→ **YOUR OBJECTIVE**
Wherever a line in the data holds the word "this", pull that line out.

→ **RECORDS**
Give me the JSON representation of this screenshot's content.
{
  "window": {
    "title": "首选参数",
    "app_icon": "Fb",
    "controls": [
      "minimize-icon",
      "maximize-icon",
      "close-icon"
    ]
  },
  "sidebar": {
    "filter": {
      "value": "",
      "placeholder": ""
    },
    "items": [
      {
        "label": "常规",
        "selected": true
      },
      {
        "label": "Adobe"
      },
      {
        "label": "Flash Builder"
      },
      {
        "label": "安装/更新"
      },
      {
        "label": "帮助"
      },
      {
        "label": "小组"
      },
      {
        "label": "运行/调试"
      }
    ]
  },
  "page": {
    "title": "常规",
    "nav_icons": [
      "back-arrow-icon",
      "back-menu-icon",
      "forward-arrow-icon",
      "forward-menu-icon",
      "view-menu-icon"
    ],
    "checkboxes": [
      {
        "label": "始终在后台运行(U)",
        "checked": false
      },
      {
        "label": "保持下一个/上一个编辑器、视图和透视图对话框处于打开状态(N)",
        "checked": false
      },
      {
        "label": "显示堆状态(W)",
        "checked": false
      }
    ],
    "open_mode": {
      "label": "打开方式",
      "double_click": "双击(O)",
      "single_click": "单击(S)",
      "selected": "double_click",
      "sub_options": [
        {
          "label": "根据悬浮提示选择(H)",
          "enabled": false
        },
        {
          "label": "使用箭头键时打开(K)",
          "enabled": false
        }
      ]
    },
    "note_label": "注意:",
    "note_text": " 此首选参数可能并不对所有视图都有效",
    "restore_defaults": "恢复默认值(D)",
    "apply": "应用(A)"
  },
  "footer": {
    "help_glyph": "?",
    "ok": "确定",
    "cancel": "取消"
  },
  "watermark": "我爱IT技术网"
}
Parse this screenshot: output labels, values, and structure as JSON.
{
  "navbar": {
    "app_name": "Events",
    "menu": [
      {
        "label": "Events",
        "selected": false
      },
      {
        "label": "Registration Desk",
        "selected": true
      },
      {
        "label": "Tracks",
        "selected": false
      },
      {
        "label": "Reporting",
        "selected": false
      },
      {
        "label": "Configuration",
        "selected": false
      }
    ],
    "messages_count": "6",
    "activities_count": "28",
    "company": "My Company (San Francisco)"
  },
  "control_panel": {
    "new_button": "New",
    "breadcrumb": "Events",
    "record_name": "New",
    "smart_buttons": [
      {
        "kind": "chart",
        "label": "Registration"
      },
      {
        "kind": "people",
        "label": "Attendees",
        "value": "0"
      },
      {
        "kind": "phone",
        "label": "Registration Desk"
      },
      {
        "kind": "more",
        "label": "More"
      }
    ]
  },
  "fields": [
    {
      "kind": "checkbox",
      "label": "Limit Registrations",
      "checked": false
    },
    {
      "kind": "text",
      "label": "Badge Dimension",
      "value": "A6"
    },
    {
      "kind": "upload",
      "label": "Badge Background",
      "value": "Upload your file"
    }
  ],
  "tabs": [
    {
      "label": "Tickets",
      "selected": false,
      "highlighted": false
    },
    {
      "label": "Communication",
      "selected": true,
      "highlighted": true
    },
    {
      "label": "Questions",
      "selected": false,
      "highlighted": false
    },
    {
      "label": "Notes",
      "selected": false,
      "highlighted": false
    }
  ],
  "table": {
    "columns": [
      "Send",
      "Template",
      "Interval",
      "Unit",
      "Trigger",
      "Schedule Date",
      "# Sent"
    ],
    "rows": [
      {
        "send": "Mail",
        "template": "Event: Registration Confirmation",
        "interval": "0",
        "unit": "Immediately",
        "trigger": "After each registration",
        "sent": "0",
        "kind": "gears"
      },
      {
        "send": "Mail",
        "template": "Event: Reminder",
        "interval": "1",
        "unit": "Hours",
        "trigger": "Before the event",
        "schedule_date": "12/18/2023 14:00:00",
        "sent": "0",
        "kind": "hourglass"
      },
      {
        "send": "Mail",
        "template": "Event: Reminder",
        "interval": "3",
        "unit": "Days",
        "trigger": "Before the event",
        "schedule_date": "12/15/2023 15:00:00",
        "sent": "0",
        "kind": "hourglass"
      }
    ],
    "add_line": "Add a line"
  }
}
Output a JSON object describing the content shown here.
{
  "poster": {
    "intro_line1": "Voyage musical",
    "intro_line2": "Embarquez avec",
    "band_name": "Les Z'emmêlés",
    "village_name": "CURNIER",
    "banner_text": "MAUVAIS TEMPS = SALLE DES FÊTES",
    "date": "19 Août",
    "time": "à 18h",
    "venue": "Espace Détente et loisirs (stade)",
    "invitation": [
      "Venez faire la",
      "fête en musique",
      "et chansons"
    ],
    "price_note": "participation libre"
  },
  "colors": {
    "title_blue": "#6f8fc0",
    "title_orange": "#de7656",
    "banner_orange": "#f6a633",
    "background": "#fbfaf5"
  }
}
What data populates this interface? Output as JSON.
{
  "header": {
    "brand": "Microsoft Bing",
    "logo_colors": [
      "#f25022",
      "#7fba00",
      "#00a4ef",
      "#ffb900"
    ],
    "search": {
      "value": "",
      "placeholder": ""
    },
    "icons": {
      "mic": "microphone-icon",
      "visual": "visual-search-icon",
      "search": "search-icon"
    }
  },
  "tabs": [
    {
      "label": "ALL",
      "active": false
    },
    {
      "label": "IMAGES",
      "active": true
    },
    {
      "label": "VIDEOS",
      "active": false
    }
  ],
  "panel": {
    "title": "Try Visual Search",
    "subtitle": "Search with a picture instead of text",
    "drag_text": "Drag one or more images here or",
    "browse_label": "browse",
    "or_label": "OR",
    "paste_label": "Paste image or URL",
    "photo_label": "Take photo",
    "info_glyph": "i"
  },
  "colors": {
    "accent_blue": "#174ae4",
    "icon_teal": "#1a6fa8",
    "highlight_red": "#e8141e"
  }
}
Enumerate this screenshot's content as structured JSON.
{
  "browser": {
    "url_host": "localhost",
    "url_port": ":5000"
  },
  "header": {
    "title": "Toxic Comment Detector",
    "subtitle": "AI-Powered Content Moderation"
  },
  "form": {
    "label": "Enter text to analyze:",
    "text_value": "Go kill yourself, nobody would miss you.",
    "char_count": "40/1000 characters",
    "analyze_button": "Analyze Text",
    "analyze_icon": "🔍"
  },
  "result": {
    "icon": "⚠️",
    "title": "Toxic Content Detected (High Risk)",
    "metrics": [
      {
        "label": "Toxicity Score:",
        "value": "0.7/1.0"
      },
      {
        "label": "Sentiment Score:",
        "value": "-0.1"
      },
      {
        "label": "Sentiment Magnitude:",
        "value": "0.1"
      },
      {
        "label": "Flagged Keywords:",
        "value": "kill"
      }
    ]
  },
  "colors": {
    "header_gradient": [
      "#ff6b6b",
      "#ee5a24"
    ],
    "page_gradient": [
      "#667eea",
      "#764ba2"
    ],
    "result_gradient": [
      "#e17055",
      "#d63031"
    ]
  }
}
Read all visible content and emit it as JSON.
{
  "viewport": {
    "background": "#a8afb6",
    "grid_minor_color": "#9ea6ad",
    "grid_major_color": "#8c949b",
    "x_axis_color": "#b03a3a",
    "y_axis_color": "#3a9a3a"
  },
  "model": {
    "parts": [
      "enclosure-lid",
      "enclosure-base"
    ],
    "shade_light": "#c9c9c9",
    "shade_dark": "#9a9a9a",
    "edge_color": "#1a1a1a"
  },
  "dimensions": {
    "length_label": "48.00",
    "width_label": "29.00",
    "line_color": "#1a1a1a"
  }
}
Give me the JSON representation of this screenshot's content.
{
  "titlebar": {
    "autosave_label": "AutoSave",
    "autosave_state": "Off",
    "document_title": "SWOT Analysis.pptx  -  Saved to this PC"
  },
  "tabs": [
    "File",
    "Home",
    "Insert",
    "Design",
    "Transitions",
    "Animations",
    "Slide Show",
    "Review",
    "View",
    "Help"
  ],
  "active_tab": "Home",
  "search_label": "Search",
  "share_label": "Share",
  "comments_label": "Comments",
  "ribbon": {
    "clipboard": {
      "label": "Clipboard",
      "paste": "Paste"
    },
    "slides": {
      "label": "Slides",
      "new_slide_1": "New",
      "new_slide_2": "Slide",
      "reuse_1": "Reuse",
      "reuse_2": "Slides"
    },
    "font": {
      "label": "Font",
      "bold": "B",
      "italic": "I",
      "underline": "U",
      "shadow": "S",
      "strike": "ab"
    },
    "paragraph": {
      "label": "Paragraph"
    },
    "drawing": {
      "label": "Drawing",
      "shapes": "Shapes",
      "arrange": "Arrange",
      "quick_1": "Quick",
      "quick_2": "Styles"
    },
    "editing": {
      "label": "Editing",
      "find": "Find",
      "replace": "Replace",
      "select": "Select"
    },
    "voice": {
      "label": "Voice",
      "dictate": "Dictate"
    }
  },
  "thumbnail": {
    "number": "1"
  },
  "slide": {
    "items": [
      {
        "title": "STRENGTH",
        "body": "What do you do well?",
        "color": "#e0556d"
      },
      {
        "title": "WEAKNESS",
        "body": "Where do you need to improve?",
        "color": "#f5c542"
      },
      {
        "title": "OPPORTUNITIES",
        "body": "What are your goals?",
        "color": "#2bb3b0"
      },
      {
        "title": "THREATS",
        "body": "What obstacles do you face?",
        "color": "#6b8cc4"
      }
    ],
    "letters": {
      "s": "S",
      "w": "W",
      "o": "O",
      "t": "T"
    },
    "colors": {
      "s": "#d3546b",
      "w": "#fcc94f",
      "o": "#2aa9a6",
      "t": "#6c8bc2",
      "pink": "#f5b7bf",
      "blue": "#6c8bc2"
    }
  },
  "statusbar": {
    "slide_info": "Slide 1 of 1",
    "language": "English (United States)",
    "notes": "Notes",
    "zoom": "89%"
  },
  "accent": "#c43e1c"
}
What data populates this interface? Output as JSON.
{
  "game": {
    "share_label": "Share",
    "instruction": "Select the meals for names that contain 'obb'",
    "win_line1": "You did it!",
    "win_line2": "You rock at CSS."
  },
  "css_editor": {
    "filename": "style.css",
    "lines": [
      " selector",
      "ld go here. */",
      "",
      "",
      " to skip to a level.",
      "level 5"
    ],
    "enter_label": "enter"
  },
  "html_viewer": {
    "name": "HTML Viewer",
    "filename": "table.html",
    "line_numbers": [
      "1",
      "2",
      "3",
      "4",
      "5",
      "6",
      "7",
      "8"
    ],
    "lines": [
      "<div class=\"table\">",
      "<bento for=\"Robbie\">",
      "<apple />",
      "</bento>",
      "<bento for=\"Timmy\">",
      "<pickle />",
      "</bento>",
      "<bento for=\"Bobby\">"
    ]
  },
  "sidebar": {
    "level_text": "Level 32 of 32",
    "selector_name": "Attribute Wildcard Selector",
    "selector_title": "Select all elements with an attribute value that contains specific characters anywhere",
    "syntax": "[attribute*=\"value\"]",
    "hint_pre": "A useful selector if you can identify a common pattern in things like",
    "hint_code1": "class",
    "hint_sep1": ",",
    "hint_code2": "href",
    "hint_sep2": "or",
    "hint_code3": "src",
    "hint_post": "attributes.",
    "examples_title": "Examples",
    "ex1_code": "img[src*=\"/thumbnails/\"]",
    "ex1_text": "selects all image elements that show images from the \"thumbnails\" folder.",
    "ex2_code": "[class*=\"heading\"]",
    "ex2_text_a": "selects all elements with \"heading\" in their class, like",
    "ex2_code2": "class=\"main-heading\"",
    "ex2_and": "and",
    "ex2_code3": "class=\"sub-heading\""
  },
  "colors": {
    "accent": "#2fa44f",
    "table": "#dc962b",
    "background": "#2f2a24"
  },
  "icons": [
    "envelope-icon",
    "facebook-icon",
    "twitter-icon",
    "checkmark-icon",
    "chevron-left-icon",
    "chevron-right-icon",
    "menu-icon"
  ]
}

→ **WORKED SOLUTION**
Give me the JSON representation of this screenshot's content.
Parse this screenshot: output labels, values, and structure as JSON.
What data populates this interface? Output as JSON.
Enumerate this screenshot's content as structured JSON.
Give me the JSON representation of this screenshot's content.
    "document_title": "SWOT Analysis.pptx  -  Saved to this PC"
What data populates this interface? Output as JSON.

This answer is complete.